Pakistan election outcome positive for investors, says Sweden’s Tundra
Mattias Martinsson, deputy CEO, CIO and portfolio manager at Tundra Fonder in Sweden, which offers a Pakistan equity fund, has said the election outcome in Pakistan this past week is a significant boost for investors.
Martinsson said that while the PML-N party’s win was expected, its margin was not – which has further provided succour for those invested in the country.
The roughly 46% of seats in the lower house that PML-N won means that effectively there is a good chance they can form a majority by themselves, because by tradition independent parliamentarians tie themselves to the biggest party by seats.
“The election was unexpectedly calm, with few attacks, and the highest turnout since 1970 (60% versus 48% in 2008). A high turnout combined with a strong win for PML-N reduces the risk for questions around the results,” Martinsson said.
The local stock market will now shift focus to the need for a new agreement with the IMF. The conditions are positive, given the reputation of the PML-N party in economic matters and the strong results in the election. These should make negotiations easier, Martinsson said.
The stock market is currently valued on a P/E of 7.5x for 2013, which is a 40%-50% discount compared to comparable larger markets outside the Gulf states.

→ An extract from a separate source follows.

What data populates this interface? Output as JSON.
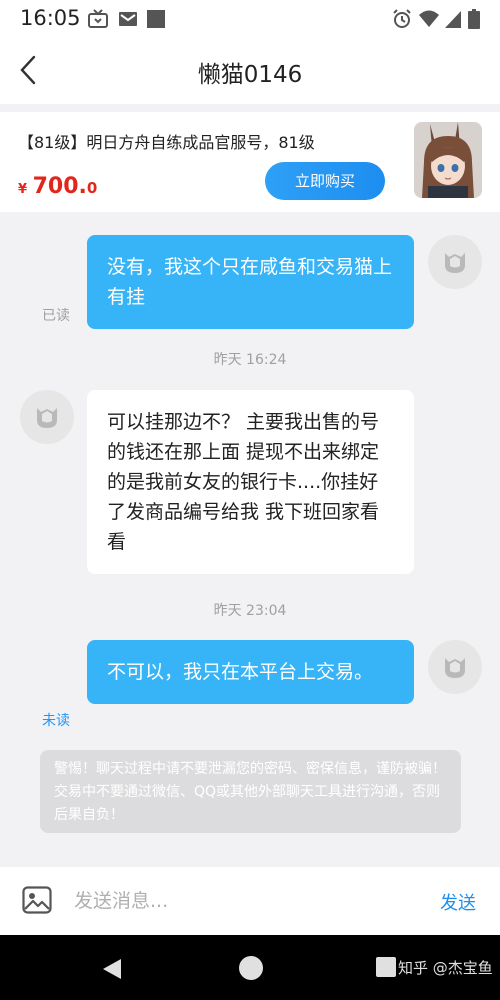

It is important to remember, Martinsson added, that foreign investor participation, despite increased activity, is still low – it is up from 10% to 20%-25% in recent weeks, but still significantly lower than, say, Nigeria’s 50%-60%. The market’s daily volumes of $70m-100m remain well below the historical high of $500m seen in 2006-8. However, coupled with the first ever democratically driven change of power and an unexpectedly positive outcome from the perspective of the markets, the level of foreign investor interest is unlikely to decrease.
Pakistan remains a market of risks, such as the negotiations with the IMF stalling. However, over the long term it could be that the stock market is on its way to a proper breakthrough, Martinsson said.